• TASK STATEMENT: Although the listing contains pictures, reproduce only its text, exactly as written.
===== RECORDS PROVIDED
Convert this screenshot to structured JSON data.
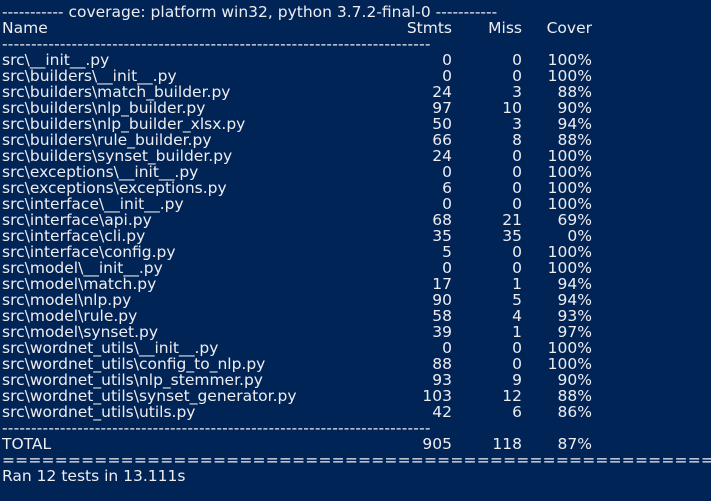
{
  "terminal": {
    "banner": "----------- coverage: platform win32, python 3.7.2-final-0 -----------",
    "headers": {
      "name": "Name",
      "stmts": "Stmts",
      "miss": "Miss",
      "cover": "Cover"
    },
    "separator": "--------------------------------------------------------------------------",
    "rows": [
      {
        "name": "src\\__init__.py",
        "stmts": "0",
        "miss": "0",
        "cover": "100%"
      },
      {
        "name": "src\\builders\\__init__.py",
        "stmts": "0",
        "miss": "0",
        "cover": "100%"
      },
      {
        "name": "src\\builders\\match_builder.py",
        "stmts": "24",
        "miss": "3",
        "cover": "88%"
      },
      {
        "name": "src\\builders\\nlp_builder.py",
        "stmts": "97",
        "miss": "10",
        "cover": "90%"
      },
      {
        "name": "src\\builders\\nlp_builder_xlsx.py",
        "stmts": "50",
        "miss": "3",
        "cover": "94%"
      },
      {
        "name": "src\\builders\\rule_builder.py",
        "stmts": "66",
        "miss": "8",
        "cover": "88%"
      },
      {
        "name": "src\\builders\\synset_builder.py",
        "stmts": "24",
        "miss": "0",
        "cover": "100%"
      },
      {
        "name": "src\\exceptions\\__init__.py",
        "stmts": "0",
        "miss": "0",
        "cover": "100%"
      },
      {
        "name": "src\\exceptions\\exceptions.py",
        "stmts": "6",
        "miss": "0",
        "cover": "100%"
      },
      {
        "name": "src\\interface\\__init__.py",
        "stmts": "0",
        "miss": "0",
        "cover": "100%"
      },
      {
        "name": "src\\interface\\api.py",
        "stmts": "68",
        "miss": "21",
        "cover": "69%"
      },
      {
        "name": "src\\interface\\cli.py",
        "stmts": "35",
        "miss": "35",
        "cover": "0%"
      },
      {
        "name": "src\\interface\\config.py",
        "stmts": "5",
        "miss": "0",
        "cover": "100%"
      },
      {
        "name": "src\\model\\__init__.py",
        "stmts": "0",
        "miss": "0",
        "cover": "100%"
      },
      {
        "name": "src\\model\\match.py",
        "stmts": "17",
        "miss": "1",
        "cover": "94%"
      },
      {
        "name": "src\\model\\nlp.py",
        "stmts": "90",
        "miss": "5",
        "cover": "94%"
      },
      {
        "name": "src\\model\\rule.py",
        "stmts": "58",
        "miss": "4",
        "cover": "93%"
      },
      {
        "name": "src\\model\\synset.py",
        "stmts": "39",
        "miss": "1",
        "cover": "97%"
      },
      {
        "name": "src\\wordnet_utils\\__init__.py",
        "stmts": "0",
        "miss": "0",
        "cover": "100%"
      },
      {
        "name": "src\\wordnet_utils\\config_to_nlp.py",
        "stmts": "88",
        "miss": "0",
        "cover": "100%"
      },
      {
        "name": "src\\wordnet_utils\\nlp_stemmer.py",
        "stmts": "93",
        "miss": "9",
        "cover": "90%"
      },
      {
        "name": "src\\wordnet_utils\\synset_generator.py",
        "stmts": "103",
        "miss": "12",
        "cover": "88%"
      },
      {
        "name": "src\\wordnet_utils\\utils.py",
        "stmts": "42",
        "miss": "6",
        "cover": "86%"
      }
    ],
    "total": {
      "name": "TOTAL",
      "stmts": "905",
      "miss": "118",
      "cover": "87%"
    },
    "footer_separator": "================================================================================",
    "summary": "Ran 12 tests in 13.111s"
  }
}
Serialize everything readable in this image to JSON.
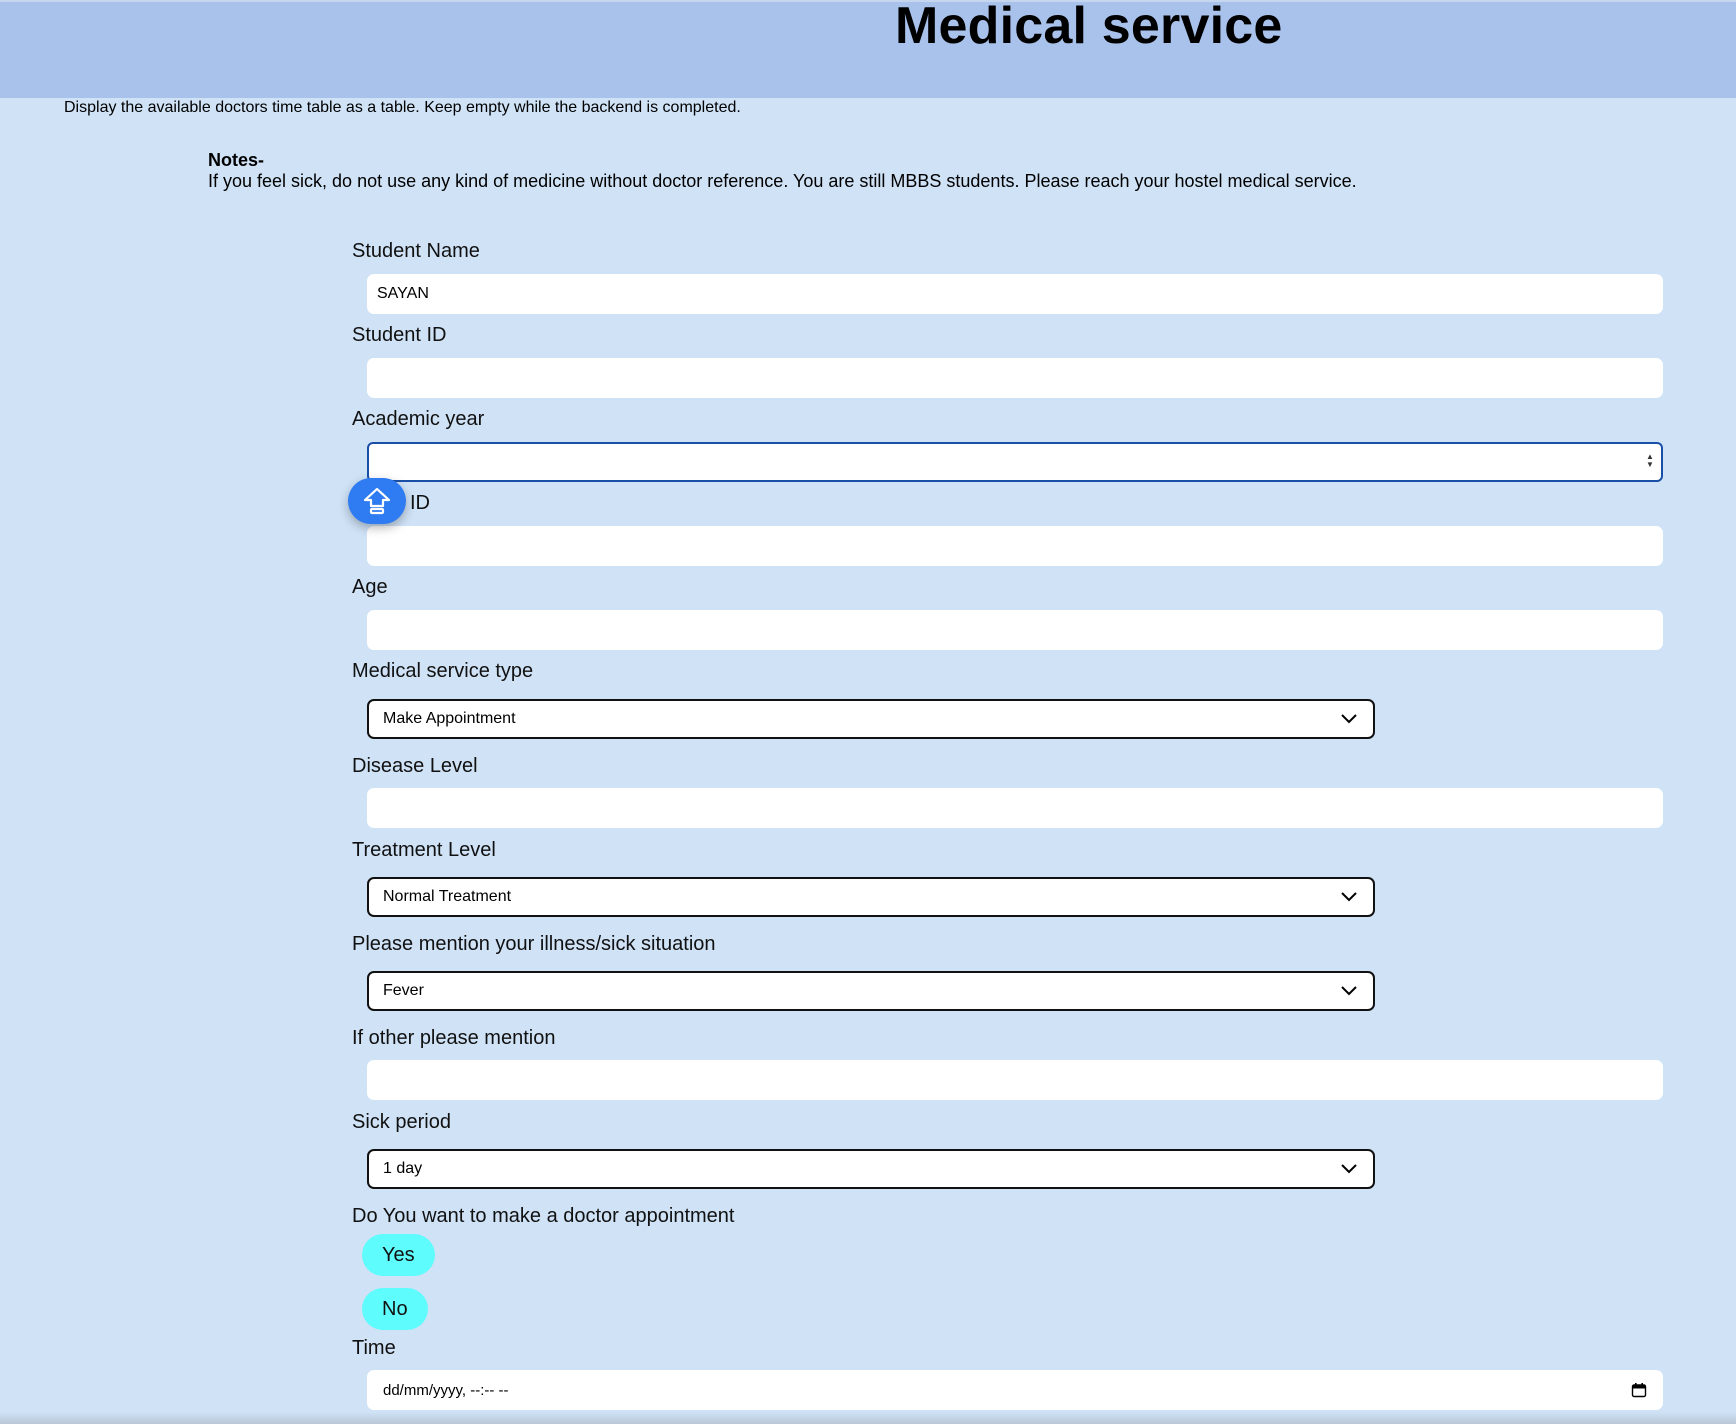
{
  "header": {
    "title": "Medical service",
    "background": "#a9c2ec"
  },
  "instruction": "Display the available doctors time table as a table. Keep empty while the backend is completed.",
  "notes": {
    "title": "Notes-",
    "text": "If you feel sick, do not use any kind of medicine without doctor reference. You are still MBBS students. Please reach your hostel medical service."
  },
  "form": {
    "student_name": {
      "label": "Student Name",
      "value": "SAYAN"
    },
    "student_id": {
      "label": "Student ID",
      "value": ""
    },
    "academic_year": {
      "label": "Academic year",
      "value": ""
    },
    "hidden_id": {
      "label": "ID",
      "value": ""
    },
    "age": {
      "label": "Age",
      "value": ""
    },
    "service_type": {
      "label": "Medical service type",
      "selected": "Make Appointment"
    },
    "disease_level": {
      "label": "Disease Level",
      "value": ""
    },
    "treatment_level": {
      "label": "Treatment Level",
      "selected": "Normal Treatment"
    },
    "illness": {
      "label": "Please mention your illness/sick situation",
      "selected": "Fever"
    },
    "other": {
      "label": "If other please mention",
      "value": ""
    },
    "sick_period": {
      "label": "Sick period",
      "selected": "1 day"
    },
    "appointment": {
      "label": "Do You want to make a doctor appointment",
      "yes": "Yes",
      "no": "No"
    },
    "time": {
      "label": "Time",
      "placeholder": "dd/mm/yyyy, --:-- --"
    }
  },
  "icons": {
    "fab": "home-up-arrow-icon",
    "select": "chevron-down-icon",
    "calendar": "calendar-icon"
  },
  "colors": {
    "accent_pill": "#5ffcfd",
    "fab": "#2f7bf2",
    "page_bg": "#cfe2f6"
  }
}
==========
• REPLY TO THE EXERCISE:
Convert this screenshot to structured JSON data.
{
  "terminal": {
    "banner": "----------- coverage: platform win32, python 3.7.2-final-0 -----------",
    "headers": {
      "name": "Name",
      "stmts": "Stmts",
      "miss": "Miss",
      "cover": "Cover"
    },
    "separator": "--------------------------------------------------------------------------",
    "rows": [
      {
        "name": "src\\__init__.py",
        "stmts": "0",
        "miss": "0",
        "cover": "100%"
      },
      {
        "name": "src\\builders\\__init__.py",
        "stmts": "0",
        "miss": "0",
        "cover": "100%"
      },
      {
        "name": "src\\builders\\match_builder.py",
        "stmts": "24",
        "miss": "3",
        "cover": "88%"
      },
      {
        "name": "src\\builders\\nlp_builder.py",
        "stmts": "97",
        "miss": "10",
        "cover": "90%"
      },
      {
        "name": "src\\builders\\nlp_builder_xlsx.py",
        "stmts": "50",
        "miss": "3",
        "cover": "94%"
      },
      {
        "name": "src\\builders\\rule_builder.py",
        "stmts": "66",
        "miss": "8",
        "cover": "88%"
      },
      {
        "name": "src\\builders\\synset_builder.py",
        "stmts": "24",
        "miss": "0",
        "cover": "100%"
      },
      {
        "name": "src\\exceptions\\__init__.py",
        "stmts": "0",
        "miss": "0",
        "cover": "100%"
      },
      {
        "name": "src\\exceptions\\exceptions.py",
        "stmts": "6",
        "miss": "0",
        "cover": "100%"
      },
      {
        "name": "src\\interface\\__init__.py",
        "stmts": "0",
        "miss": "0",
        "cover": "100%"
      },
      {
        "name": "src\\interface\\api.py",
        "stmts": "68",
        "miss": "21",
        "cover": "69%"
      },
      {
        "name": "src\\interface\\cli.py",
        "stmts": "35",
        "miss": "35",
        "cover": "0%"
      },
      {
        "name": "src\\interface\\config.py",
        "stmts": "5",
        "miss": "0",
        "cover": "100%"
      },
      {
        "name": "src\\model\\__init__.py",
        "stmts": "0",
        "miss": "0",
        "cover": "100%"
      },
      {
        "name": "src\\model\\match.py",
        "stmts": "17",
        "miss": "1",
        "cover": "94%"
      },
      {
        "name": "src\\model\\nlp.py",
        "stmts": "90",
        "miss": "5",
        "cover": "94%"
      },
      {
        "name": "src\\model\\rule.py",
        "stmts": "58",
        "miss": "4",
        "cover": "93%"
      },
      {
        "name": "src\\model\\synset.py",
        "stmts": "39",
        "miss": "1",
        "cover": "97%"
      },
      {
        "name": "src\\wordnet_utils\\__init__.py",
        "stmts": "0",
        "miss": "0",
        "cover": "100%"
      },
      {
        "name": "src\\wordnet_utils\\config_to_nlp.py",
        "stmts": "88",
        "miss": "0",
        "cover": "100%"
      },
      {
        "name": "src\\wordnet_utils\\nlp_stemmer.py",
        "stmts": "93",
        "miss": "9",
        "cover": "90%"
      },
      {
        "name": "src\\wordnet_utils\\synset_generator.py",
        "stmts": "103",
        "miss": "12",
        "cover": "88%"
      },
      {
        "name": "src\\wordnet_utils\\utils.py",
        "stmts": "42",
        "miss": "6",
        "cover": "86%"
      }
    ],
    "total": {
      "name": "TOTAL",
      "stmts": "905",
      "miss": "118",
      "cover": "87%"
    },
    "footer_separator": "================================================================================",
    "summary": "Ran 12 tests in 13.111s"
  }
}
Serialize everything readable in this image to JSON.
{
  "header": {
    "title": "Medical service",
    "background": "#a9c2ec"
  },
  "instruction": "Display the available doctors time table as a table. Keep empty while the backend is completed.",
  "notes": {
    "title": "Notes-",
    "text": "If you feel sick, do not use any kind of medicine without doctor reference. You are still MBBS students. Please reach your hostel medical service."
  },
  "form": {
    "student_name": {
      "label": "Student Name",
      "value": "SAYAN"
    },
    "student_id": {
      "label": "Student ID",
      "value": ""
    },
    "academic_year": {
      "label": "Academic year",
      "value": ""
    },
    "hidden_id": {
      "label": "ID",
      "value": ""
    },
    "age": {
      "label": "Age",
      "value": ""
    },
    "service_type": {
      "label": "Medical service type",
      "selected": "Make Appointment"
    },
    "disease_level": {
      "label": "Disease Level",
      "value": ""
    },
    "treatment_level": {
      "label": "Treatment Level",
      "selected": "Normal Treatment"
    },
    "illness": {
      "label": "Please mention your illness/sick situation",
      "selected": "Fever"
    },
    "other": {
      "label": "If other please mention",
      "value": ""
    },
    "sick_period": {
      "label": "Sick period",
      "selected": "1 day"
    },
    "appointment": {
      "label": "Do You want to make a doctor appointment",
      "yes": "Yes",
      "no": "No"
    },
    "time": {
      "label": "Time",
      "placeholder": "dd/mm/yyyy, --:-- --"
    }
  },
  "icons": {
    "fab": "home-up-arrow-icon",
    "select": "chevron-down-icon",
    "calendar": "calendar-icon"
  },
  "colors": {
    "accent_pill": "#5ffcfd",
    "fab": "#2f7bf2",
    "page_bg": "#cfe2f6"
  }
}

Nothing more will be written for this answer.